Vice President & Director of Remediation Technology
Langan Engineering & Environmental Services, Inc.
Mr. Abrams has over 35 years of experience in site remediation, soil and groundwater remediation, water treatment, Brownfields redevelopment, and engineering design. He is an expert in remedial technology, with particular emphasis on bioremediation, chemical oxidation/reduction technologies, soil vapor extraction, and air sparging. He also has extensive experience in water process engineering, notably water and wastewater treatment and industrial waste treatment for organics and metals. He has recently become involved in the emerging fields of emerging contaminants and sustainable remediation. Before joining Langan, Mr. Abrams held positions of National Practice Leader for Remediation at a major national consulting and engineering company and as vice president of operations at an environmental R&D firm. He is the founder of Langan's treatability facility, a joint venture with the New Jersey Institute of Technology (NJIT), whereby Langan personnel perform a wide variety of treatability studies for soil, groundwater and sediments.
Mr. Abrams holds a B.S. In Civil/Environmental Engineering, B.A. in Political Science and M.S. in Environmental Sciences from Rutgers University in New Brunswick, NJ and is a Professional Engineer in several states.
FLASH POSTER PRESENTATION
Drinking Water Combined Treatability Study for TCE, Dioxane and PFAS Compounds
Langan has been working with an industrial responsible party and a municipality to upgrade an existing municipal well field that has recently been shown to contain both 1,4-dioxane and PFAS compounds. An existing air stripping system, installed in the 1980s, exists at the site to treat chlorinated solvents in drinking water. The system was originally designed for 700 gpm, but in recent years has operated at less than 200 gpm. Langan is performing a comprehensive treatability study to assess treatment alternatives to either replace or upgrade the existing treatment system to address the emerging contaminants, as well as the chlorinated solvents, primarily TCE, as well as restore the systems operability to 400 gpm. Advanced oxidation processes (AOP) processes are to be tested.
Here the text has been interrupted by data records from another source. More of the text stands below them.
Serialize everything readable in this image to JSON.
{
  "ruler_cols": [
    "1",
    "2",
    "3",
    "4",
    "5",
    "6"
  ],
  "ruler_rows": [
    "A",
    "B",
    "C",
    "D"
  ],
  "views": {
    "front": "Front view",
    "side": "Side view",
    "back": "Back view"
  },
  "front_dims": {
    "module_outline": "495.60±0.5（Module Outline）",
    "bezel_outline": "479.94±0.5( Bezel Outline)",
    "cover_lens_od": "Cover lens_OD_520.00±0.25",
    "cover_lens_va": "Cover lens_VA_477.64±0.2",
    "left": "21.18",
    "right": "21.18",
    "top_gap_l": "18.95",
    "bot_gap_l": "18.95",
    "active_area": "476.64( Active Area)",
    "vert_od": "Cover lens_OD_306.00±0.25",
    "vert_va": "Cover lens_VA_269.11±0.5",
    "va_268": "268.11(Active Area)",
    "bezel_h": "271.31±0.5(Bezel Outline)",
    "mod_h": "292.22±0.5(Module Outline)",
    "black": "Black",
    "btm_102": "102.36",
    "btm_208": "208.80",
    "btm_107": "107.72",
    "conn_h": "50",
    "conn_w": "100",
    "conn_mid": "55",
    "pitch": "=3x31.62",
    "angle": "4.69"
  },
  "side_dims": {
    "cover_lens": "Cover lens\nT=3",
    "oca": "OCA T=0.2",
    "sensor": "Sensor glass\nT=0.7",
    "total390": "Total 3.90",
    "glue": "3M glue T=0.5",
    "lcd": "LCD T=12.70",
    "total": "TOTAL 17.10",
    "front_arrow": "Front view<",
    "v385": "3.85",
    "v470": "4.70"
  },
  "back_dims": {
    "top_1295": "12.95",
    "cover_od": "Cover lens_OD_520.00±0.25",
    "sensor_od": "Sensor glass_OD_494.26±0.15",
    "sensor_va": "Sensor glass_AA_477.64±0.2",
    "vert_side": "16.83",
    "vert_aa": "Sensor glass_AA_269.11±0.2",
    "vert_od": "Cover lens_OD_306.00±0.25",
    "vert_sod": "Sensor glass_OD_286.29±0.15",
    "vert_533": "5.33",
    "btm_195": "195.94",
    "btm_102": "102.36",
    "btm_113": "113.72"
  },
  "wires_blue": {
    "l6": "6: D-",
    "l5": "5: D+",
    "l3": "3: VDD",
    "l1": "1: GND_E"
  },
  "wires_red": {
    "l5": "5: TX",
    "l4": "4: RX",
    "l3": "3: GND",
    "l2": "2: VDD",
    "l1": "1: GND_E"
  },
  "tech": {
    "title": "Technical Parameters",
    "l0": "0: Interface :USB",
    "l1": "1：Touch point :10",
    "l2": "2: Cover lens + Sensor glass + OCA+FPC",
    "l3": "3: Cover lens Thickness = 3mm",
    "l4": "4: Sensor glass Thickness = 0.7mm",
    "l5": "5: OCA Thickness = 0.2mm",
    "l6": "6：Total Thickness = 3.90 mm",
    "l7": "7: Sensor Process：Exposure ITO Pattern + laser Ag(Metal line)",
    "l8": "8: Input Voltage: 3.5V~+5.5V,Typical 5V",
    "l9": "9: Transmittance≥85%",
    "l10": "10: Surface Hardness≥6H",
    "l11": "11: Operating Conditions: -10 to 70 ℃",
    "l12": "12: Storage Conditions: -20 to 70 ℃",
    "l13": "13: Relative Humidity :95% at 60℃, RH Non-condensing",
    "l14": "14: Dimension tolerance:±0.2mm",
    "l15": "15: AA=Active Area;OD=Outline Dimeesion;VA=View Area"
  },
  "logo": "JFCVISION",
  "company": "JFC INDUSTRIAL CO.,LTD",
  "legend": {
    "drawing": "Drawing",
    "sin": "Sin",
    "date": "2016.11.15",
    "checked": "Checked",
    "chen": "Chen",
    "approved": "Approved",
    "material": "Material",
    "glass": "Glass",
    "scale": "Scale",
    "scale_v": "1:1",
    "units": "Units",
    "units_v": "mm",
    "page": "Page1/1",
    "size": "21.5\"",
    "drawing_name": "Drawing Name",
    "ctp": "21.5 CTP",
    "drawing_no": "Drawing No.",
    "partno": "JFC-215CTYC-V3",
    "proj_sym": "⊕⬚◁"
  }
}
AOP processes generate the radicals necessary to degrade the 1,4-dioxane. The specific AOPs to be tested are Ultraviolet-catalyzed peroxide (UV/H2O2) and TiO2-catalyzed UV (TiO2/UV). TiO2/UV represents an opportunity to treat the water at lower operational cost, though this technology has not been widely used for drinking water, but more widely for site remediation. Water treated by both of these technologies will be further treated by granular activated carbon (GAC) to establish the effectiveness of GAC for further removal of PFAS compounds. Agglomerated bituminous carbon has been selected for testing, based upon its wide acceptance in the drinking water industry for the treatment of PFAS compounds. The treatability of Total Oxidizable Precursors (TOP) will be assessed at every step of the potential treatment process. Poly-fluorinated compounds tend to degrade or become oxidized to perfluorinated compounds, in turn potentially increasing concentrations of PFAS. In addition, effects of using AOP and GAC on the generation and removal of disinfection by-products (DBPs) will also be assessed. The findings of the treatability study will be used to define a revised process that will define the full-scale implementation. In particular, whether the existing air stripper is retained or abandoned will determined. This preliminary process would be presented as part of this paper.